I like this idea, because of the sense of thousands who weren’t famous but who were important anyway. That’s the heart of the lesson.
If there was one single thing that you wanted readers to get from Father Groppi, what would it be?
Stand up for what you believe in. Do something, don’t just talk.
How does your singing and songwriting influence the books you write?
I often find that music manifests in my work. I’ve played at many protest events, and written many songs with a social change intention. This connects better with Father Groppi, and my “We Shall Overcome” book than some of my others. I have a book, fiction, about music changing a situation. We’ll see if it ever sees the published light of day.
What books do you recommend to readers who enjoyed FATHER GROPPI?
What advice do you have for someone who wants to write middle grade books?
Respect your audience, and get some feedback from them directly on what you have written. Let kids be the guide.
My novel about the Fall of the Berlin Wall, which I’ve been working on for about five years, seems to be getting closer. But it may in fact be far from being done. I’d like to write a biography of Charlie Christian with a friend of mine in Oklahoma City, who is the world’s expert on the man who brought the electric guitar into the world as a solo instrument. And other fiction projects. And traveling around, leading workshops. And performing. And spending those giant royalty checks. And watching my oldest daughter graduate from college. And enjoying a beautiful Wisconsin spring.
Stuart has kindly offered to give away a signed copy of Father Groppi. Comment by Midnight April 15. Winner will be announced April 16.
*******EDITED TO ADD********
Because of recent issues with the website, we have extended this giveaway!
Comment by Midnight April 24. Winner will be announced April 25.

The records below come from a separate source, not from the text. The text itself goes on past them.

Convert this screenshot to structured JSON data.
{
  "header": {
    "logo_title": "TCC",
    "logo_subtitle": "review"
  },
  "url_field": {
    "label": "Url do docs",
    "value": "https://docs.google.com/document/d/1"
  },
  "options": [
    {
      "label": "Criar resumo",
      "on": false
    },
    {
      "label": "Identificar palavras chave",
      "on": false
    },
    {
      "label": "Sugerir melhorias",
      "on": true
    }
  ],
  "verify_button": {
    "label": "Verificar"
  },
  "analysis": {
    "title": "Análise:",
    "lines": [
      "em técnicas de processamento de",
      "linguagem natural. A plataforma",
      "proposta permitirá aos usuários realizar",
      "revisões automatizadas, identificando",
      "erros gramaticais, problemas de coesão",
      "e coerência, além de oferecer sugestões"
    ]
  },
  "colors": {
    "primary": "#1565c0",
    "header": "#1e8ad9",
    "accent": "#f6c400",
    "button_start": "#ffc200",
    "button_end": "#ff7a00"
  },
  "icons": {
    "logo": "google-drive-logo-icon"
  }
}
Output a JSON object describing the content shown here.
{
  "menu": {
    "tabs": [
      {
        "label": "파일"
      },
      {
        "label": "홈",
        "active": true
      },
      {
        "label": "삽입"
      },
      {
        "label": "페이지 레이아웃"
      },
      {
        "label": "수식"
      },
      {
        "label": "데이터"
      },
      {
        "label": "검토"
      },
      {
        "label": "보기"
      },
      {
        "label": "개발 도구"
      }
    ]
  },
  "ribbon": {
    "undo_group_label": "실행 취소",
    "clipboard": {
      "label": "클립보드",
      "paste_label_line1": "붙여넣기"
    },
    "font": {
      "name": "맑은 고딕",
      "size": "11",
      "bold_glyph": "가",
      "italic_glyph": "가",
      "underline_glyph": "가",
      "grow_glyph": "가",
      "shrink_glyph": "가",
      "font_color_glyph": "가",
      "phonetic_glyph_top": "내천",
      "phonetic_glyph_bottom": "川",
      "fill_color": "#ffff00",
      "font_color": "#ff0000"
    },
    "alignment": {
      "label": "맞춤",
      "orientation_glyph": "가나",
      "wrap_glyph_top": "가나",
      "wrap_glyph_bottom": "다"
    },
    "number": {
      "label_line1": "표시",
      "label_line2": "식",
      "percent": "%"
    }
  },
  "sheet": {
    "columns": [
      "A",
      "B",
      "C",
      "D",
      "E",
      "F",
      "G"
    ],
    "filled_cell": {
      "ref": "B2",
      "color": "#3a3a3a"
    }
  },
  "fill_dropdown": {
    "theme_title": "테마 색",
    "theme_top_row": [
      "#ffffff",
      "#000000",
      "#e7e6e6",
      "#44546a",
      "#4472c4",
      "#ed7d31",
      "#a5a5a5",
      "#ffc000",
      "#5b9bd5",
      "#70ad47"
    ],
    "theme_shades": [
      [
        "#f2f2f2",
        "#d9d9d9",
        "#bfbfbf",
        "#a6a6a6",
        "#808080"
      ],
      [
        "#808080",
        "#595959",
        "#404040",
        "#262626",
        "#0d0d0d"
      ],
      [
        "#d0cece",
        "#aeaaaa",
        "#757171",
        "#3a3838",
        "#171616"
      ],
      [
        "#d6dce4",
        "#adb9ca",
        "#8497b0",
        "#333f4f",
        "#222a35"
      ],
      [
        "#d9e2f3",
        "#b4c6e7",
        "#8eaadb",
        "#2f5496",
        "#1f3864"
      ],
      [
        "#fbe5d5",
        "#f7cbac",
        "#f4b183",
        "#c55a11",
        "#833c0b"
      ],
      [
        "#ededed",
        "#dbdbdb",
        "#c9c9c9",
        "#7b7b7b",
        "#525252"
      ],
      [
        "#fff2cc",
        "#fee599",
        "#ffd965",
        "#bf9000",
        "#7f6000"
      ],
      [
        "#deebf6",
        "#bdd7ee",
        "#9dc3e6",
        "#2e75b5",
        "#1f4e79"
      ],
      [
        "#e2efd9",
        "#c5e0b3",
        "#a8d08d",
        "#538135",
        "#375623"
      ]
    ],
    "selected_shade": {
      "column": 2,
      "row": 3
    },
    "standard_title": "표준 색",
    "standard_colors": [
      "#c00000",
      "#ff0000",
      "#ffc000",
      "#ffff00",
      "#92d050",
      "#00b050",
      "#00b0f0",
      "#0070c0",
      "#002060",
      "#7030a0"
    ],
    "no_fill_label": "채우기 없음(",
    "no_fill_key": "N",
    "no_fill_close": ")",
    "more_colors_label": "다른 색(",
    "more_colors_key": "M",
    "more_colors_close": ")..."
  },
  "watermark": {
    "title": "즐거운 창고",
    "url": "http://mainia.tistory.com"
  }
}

Jacqueline Houtman is the author of THE REINVENTION OF EDISON THOMAS (Front Street/Boyds Mills Press). Like Stuart, she lives in Wisconsin, but they have never met. It’s a big state.